[Data about app and page elements]
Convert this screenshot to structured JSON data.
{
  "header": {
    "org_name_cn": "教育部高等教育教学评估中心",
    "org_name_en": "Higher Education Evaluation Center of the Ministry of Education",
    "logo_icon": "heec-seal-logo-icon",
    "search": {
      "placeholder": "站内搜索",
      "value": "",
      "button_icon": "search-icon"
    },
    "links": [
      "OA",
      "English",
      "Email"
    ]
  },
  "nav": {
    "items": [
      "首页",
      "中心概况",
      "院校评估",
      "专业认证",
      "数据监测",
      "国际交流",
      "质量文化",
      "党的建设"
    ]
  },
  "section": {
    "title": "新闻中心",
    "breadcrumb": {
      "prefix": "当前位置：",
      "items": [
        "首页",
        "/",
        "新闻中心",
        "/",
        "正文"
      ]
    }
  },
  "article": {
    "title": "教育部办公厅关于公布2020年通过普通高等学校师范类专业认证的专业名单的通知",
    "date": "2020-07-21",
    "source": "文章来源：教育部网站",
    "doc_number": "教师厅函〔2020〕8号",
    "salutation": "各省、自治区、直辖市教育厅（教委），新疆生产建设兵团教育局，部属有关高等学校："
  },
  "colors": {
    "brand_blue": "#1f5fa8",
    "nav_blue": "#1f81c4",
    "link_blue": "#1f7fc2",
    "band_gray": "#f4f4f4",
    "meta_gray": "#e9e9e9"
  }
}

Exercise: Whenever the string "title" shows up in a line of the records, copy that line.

Exercise result:
    "title": "新闻中心",
    "title": "教育部办公厅关于公布2020年通过普通高等学校师范类专业认证的专业名单的通知",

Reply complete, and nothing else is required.